Exercise goal
Could you write out the records below exactly as they appear, leaving out any pictures?
--- Data records Enclosed Below ---
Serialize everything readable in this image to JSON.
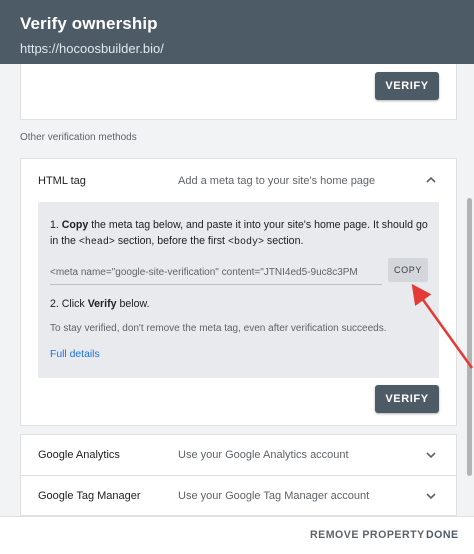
{
  "header": {
    "title": "Verify ownership",
    "url": "https://hocoosbuilder.bio/"
  },
  "top_card": {
    "verify_label": "VERIFY"
  },
  "other_methods_label": "Other verification methods",
  "html_tag": {
    "title": "HTML tag",
    "description": "Add a meta tag to your site's home page",
    "step1": {
      "num": "1. ",
      "bold": "Copy",
      "text_a": " the meta tag below, and paste it into your site's home page. It should go in the ",
      "code_head": "<head>",
      "text_b": " section, before the first ",
      "code_body": "<body>",
      "text_c": " section."
    },
    "meta_value": "<meta name=\"google-site-verification\" content=\"JTNI4ed5-9uc8c3PM",
    "copy_label": "COPY",
    "step2": {
      "num": "2. Click ",
      "bold": "Verify",
      "text": " below."
    },
    "note": "To stay verified, don't remove the meta tag, even after verification succeeds.",
    "full_details": "Full details",
    "verify_label": "VERIFY"
  },
  "google_analytics": {
    "title": "Google Analytics",
    "description": "Use your Google Analytics account"
  },
  "google_tag_manager": {
    "title": "Google Tag Manager",
    "description": "Use your Google Tag Manager account"
  },
  "footer": {
    "remove_label": "REMOVE PROPERTY",
    "done_label": "DONE"
  },
  "colors": {
    "header_bg": "#4d5b66",
    "link": "#1a73e8",
    "annotation_arrow": "#e53935"
  },
  "icons": [
    "chevron-up-icon",
    "chevron-down-icon",
    "annotation-arrow"
  ]
}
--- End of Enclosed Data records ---
Your response
Serialize everything readable in this image to JSON.
{
  "header": {
    "title": "Verify ownership",
    "url": "https://hocoosbuilder.bio/"
  },
  "top_card": {
    "verify_label": "VERIFY"
  },
  "other_methods_label": "Other verification methods",
  "html_tag": {
    "title": "HTML tag",
    "description": "Add a meta tag to your site's home page",
    "step1": {
      "num": "1. ",
      "bold": "Copy",
      "text_a": " the meta tag below, and paste it into your site's home page. It should go in the ",
      "code_head": "<head>",
      "text_b": " section, before the first ",
      "code_body": "<body>",
      "text_c": " section."
    },
    "meta_value": "<meta name=\"google-site-verification\" content=\"JTNI4ed5-9uc8c3PM",
    "copy_label": "COPY",
    "step2": {
      "num": "2. Click ",
      "bold": "Verify",
      "text": " below."
    },
    "note": "To stay verified, don't remove the meta tag, even after verification succeeds.",
    "full_details": "Full details",
    "verify_label": "VERIFY"
  },
  "google_analytics": {
    "title": "Google Analytics",
    "description": "Use your Google Analytics account"
  },
  "google_tag_manager": {
    "title": "Google Tag Manager",
    "description": "Use your Google Tag Manager account"
  },
  "footer": {
    "remove_label": "REMOVE PROPERTY",
    "done_label": "DONE"
  },
  "colors": {
    "header_bg": "#4d5b66",
    "link": "#1a73e8",
    "annotation_arrow": "#e53935"
  },
  "icons": [
    "chevron-up-icon",
    "chevron-down-icon",
    "annotation-arrow"
  ]
}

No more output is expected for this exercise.